    • On non-SSD drives, ensure that the disk volume is not fragmented when you create the paging file. If you want to create a fixed-size paging file on a computer that already has a paging file, ensure that you do not create a paging file that encompasses fragmented areas of the disk. Additionally, before you create a fixed-size paging file, you should configure the computer to use no paging, and then defragment the volumes.
    • When you configure the paging file, ensure that its size is sufficient. Recommendations specify that an initial paging file should be equivalent to the amount of installed memory, and a maximum paging file size that is equal to twice the initial value. Consequently, you should create a fixed-size paging file that is equal to or twice the size of the physical memory.
    • Add physical memory to a computer that is paging excessively. If you investigate performance on a computer with a memory bottleneck, you often find that disk performance is low as well. By adding extra physical memory to the computer you can reduce the load on the disk subsystem and thereby improve both memory and disk performance.
  • Implement faster disks. Disk speed is measured in revolutions per minute (rpm), and average seek times are measured in milliseconds. Install disks running 7200 rpm or faster, and select disks with the lowest seek time. On desktop computers, you also can install a disk controller that supports a faster bus type. The first Serial ATA (SATA) standard supports transfer rates up to 150 megabytes per second (MBps) whereas the latest SATA standard supports transfer rates up to almost 2000 MBps. Changing your disk controller and disks that support the new disk controller could improve the disk subsystem performance considerably.
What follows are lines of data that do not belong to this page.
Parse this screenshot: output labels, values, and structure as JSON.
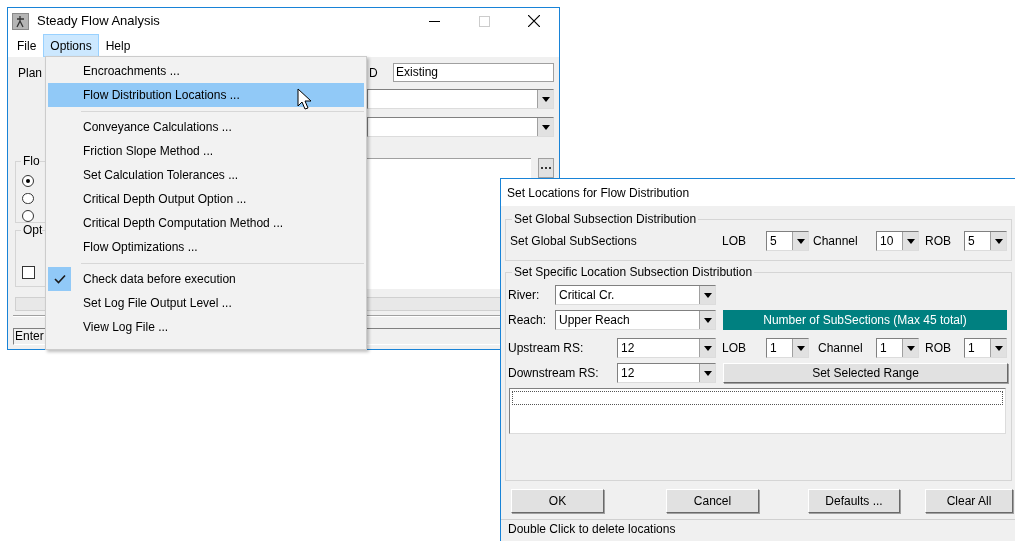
{
  "main_window": {
    "title": "Steady Flow Analysis",
    "menu": [
      {
        "label": "File",
        "selected": false
      },
      {
        "label": "Options",
        "selected": true
      },
      {
        "label": "Help",
        "selected": false
      }
    ],
    "plan_label": "Plan",
    "column_2_label": "D",
    "plan_field": "Existing",
    "flow_group": {
      "title": "Flo",
      "radios": [
        {
          "selected": true
        },
        {
          "selected": false
        },
        {
          "selected": false
        }
      ]
    },
    "options_group": {
      "title": "Opt",
      "checkbox": {
        "checked": false
      }
    },
    "status": "Enter"
  },
  "options_menu": {
    "groups": [
      [
        {
          "label": "Encroachments ...",
          "selected": false,
          "checked": false
        },
        {
          "label": "Flow Distribution Locations ...",
          "selected": true,
          "checked": false
        }
      ],
      [
        {
          "label": "Conveyance Calculations ...",
          "selected": false,
          "checked": false
        },
        {
          "label": "Friction Slope Method ...",
          "selected": false,
          "checked": false
        },
        {
          "label": "Set Calculation Tolerances ...",
          "selected": false,
          "checked": false
        },
        {
          "label": "Critical Depth Output Option ...",
          "selected": false,
          "checked": false
        },
        {
          "label": "Critical Depth Computation Method ...",
          "selected": false,
          "checked": false
        },
        {
          "label": "Flow Optimizations ...",
          "selected": false,
          "checked": false
        }
      ],
      [
        {
          "label": "Check data before execution",
          "selected": false,
          "checked": true
        },
        {
          "label": "Set Log File Output Level ...",
          "selected": false,
          "checked": false
        },
        {
          "label": "View Log File ...",
          "selected": false,
          "checked": false
        }
      ]
    ]
  },
  "dialog": {
    "title": "Set Locations for Flow Distribution",
    "global_group": {
      "title": "Set Global Subsection Distribution",
      "label": "Set Global SubSections",
      "combos": [
        {
          "label": "LOB",
          "value": "5"
        },
        {
          "label": "Channel",
          "value": "10"
        },
        {
          "label": "ROB",
          "value": "5"
        }
      ]
    },
    "specific_group": {
      "title": "Set Specific Location Subsection Distribution",
      "river": {
        "label": "River:",
        "value": "Critical Cr."
      },
      "reach": {
        "label": "Reach:",
        "value": "Upper Reach"
      },
      "banner": "Number of SubSections (Max 45 total)",
      "upstream": {
        "label": "Upstream RS:",
        "value": "12"
      },
      "combos": [
        {
          "label": "LOB",
          "value": "1"
        },
        {
          "label": "Channel",
          "value": "1"
        },
        {
          "label": "ROB",
          "value": "1"
        }
      ],
      "downstream": {
        "label": "Downstream RS:",
        "value": "12"
      },
      "range_button": "Set Selected Range"
    },
    "buttons": [
      "OK",
      "Cancel",
      "Defaults ...",
      "Clear All"
    ],
    "status": "Double Click to delete locations"
  }
}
  • Consider using SSDs. SSDs use flash memory technology and have no moving parts. They can operate faster than traditional disks, but they are more expensive. Carefully research the specific vendor and model of disk. Some disks provide higher write performance, and some provide higher read performance. In systems that support multiple drives where SSD cost is a concern, consider a smaller SSD drive to store the OS and a SATA drive for apps and data.

  • Defragment volumes that are used heavily. You can use either the built-in disk Optimize Drives tool or another company’s tools, some of which support the defragmentation of files such as Hiberfil.sys and Pagefile.sys. Windows optimizes drives automatically once a week and will run the proper optimization automatically (defragmenting SATA drives or running TRIM on SSDs).

  • Ensure that you enable write-caching. You can use Device Manager to examine the properties of any installed disks, and to verify that write-caching is enabled.

  • Distribute the memory load across all available disks. If your computer has multiple physical disks, consider distributing disk-intensive activities across these disks. For example, you can install the Windows operating system and applications on one disk, the paging file on another disk, and your data files on a third disk.